The vandal's lawyer claimed he was suffering from "Jerusalem syndrome," a temporary mental condition which caused him to act out against the statues he allegedly saw as "idolatrous."
Police in Israel have arrested an American tourist at the Israel Museum in Jerusalem after he shoved two ancient Roman sculptures to the ground, smashing them.
According to the Associated Press, Israeli police arrested the suspect on Oct. 5 and identified him as a 40-year-old American tourist. Initial questioning suggested that the man, also identified as Jewish, had smashed the statues as he considered them “to be idolatrous and contrary to the Torah.”
One sculpture toppled by the man was the head of the Greco-Roman goddess Athena. It was the only surviving portion of a lost stone statue that dated back to the 2nd century C.E. The bust’s neck was reportedly damaged after disconnecting from the pedestal.
The second sculpture took even more damage, shattering into multiple pieces. This statue depicted a griffin with its front paw over the goddess Nemesis’ wheel of fate. It, too, dates back to the 2nd century C.E.
“The damaged statues have been moved to the museum’s conservation lab for professional restoration,” a spokesperson for the institution told Hyperallergic. “The museum’s management, which views this as a troubling and unusual event, condemns all forms of violence and hopes such incidents will not recur.”
Nick Kaufman, the suspect’s lawyer, denied allegations that the vandalism resulted from religious fanaticism. Rather, he said his client had a temporary mental disorder that psychiatrists have labeled “Jerusalem syndrome.”

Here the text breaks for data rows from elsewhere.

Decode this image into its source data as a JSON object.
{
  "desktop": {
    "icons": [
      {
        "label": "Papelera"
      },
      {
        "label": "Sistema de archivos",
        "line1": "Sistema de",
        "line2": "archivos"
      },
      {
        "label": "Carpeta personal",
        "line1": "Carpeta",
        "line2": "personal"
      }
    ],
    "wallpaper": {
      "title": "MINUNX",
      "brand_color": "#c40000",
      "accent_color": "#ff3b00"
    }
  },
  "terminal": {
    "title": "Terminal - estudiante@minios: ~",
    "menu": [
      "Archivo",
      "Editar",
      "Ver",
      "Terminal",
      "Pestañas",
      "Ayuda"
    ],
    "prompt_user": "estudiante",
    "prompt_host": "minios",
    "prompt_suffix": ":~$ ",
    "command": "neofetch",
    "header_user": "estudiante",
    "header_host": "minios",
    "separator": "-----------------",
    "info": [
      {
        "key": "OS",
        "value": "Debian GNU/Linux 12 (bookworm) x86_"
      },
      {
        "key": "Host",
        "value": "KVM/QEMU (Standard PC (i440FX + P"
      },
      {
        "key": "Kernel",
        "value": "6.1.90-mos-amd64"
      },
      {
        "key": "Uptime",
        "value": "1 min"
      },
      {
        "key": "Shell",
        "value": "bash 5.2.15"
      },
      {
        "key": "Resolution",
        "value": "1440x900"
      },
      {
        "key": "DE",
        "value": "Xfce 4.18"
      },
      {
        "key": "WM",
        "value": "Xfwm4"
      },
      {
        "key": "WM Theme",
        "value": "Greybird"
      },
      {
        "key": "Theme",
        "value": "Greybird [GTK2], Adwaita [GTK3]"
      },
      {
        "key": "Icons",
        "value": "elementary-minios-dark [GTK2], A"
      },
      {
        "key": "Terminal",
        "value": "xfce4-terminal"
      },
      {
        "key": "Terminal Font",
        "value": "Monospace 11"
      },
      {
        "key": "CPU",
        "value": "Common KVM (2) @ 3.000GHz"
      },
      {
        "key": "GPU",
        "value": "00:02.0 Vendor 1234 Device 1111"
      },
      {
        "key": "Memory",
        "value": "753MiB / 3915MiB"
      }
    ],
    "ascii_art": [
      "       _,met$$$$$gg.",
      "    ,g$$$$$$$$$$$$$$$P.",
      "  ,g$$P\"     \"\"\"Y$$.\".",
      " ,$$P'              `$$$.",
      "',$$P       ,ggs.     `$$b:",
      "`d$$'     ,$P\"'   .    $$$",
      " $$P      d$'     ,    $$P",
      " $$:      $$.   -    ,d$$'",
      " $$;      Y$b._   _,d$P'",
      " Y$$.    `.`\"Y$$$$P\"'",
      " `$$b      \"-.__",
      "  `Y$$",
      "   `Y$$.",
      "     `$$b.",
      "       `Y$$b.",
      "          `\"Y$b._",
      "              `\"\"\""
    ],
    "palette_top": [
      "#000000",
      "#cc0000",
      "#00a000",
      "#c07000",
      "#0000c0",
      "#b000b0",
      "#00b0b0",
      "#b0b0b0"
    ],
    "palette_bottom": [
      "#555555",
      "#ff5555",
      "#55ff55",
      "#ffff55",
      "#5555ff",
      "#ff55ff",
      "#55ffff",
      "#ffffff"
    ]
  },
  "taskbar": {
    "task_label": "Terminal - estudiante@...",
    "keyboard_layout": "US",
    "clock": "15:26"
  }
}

This condition is a form of disorientation believed to be induced by Jerusalem’s religious magnetism, as it is an important holy site sacred to Christians, Jews, and Muslims. Reportedly, Jerusalem syndrome causes foreign visitors to believe they are figures from the Bible.
While incidents like this are not entirely common, it appears to be something of a recent trend.
In February, the Associated Press reported that another American tourist had knocked over and broken a statue of Jesus in a church in Jerusalem’s Old City.
A video that surfaced on social media shortly after the incident showed a man sitting on top of the alleged vandal, who is heard yelling, “you can’t have idols in Jerusalem; this is the holy city.”
Just one month earlier, in January, Jewish teenagers had defaced historical Christian tombstones in a cemetery.
These incidents, notably, came just after the induction of Israel’s new far-right government. Some members of this newly inducted government are ultranationalist and highly religious, occasionally using inflammatory rhetoric.
Recently, unrest in Israel has been growing as religious tensions reach a boiling point and the conflict between Israel and Palestine grows ever more violent.
“It is not a coincidence that the violent dialogue in Israeli society is translated also into these grave acts,” the Custodia Terrae Sanctae, the Catholic Church’s custodians of holy sites in the Holy Land, said in a statement.
Father Nikodemus Schnabel of the Dormition Abbey in Jerusalem took to the platform formerly known as Twitter to vent his frustrations, writing, “Welcome to the new Christian-hating Israel, encouraged and supported by the current government!”
Regardless of the motivations behind the vandalism at the Israel Museum in Jerusalem, Israeli officials are clearly concerned about this growing trend.
“This is a shocking case of the destruction of cultural values,” said Eli Escusido, director of the Israel Antiquities Authority. “We see with concern the fact that cultural values are being destroyed by religiously motivated extremists.”
After reading about this recent case of art vandalism, read about the American tourist who smashed two busts in the Vatican last year after being denied permission to meet the pope. Or, explore life in Jerusalem before Israel through our gallery of 49 photos.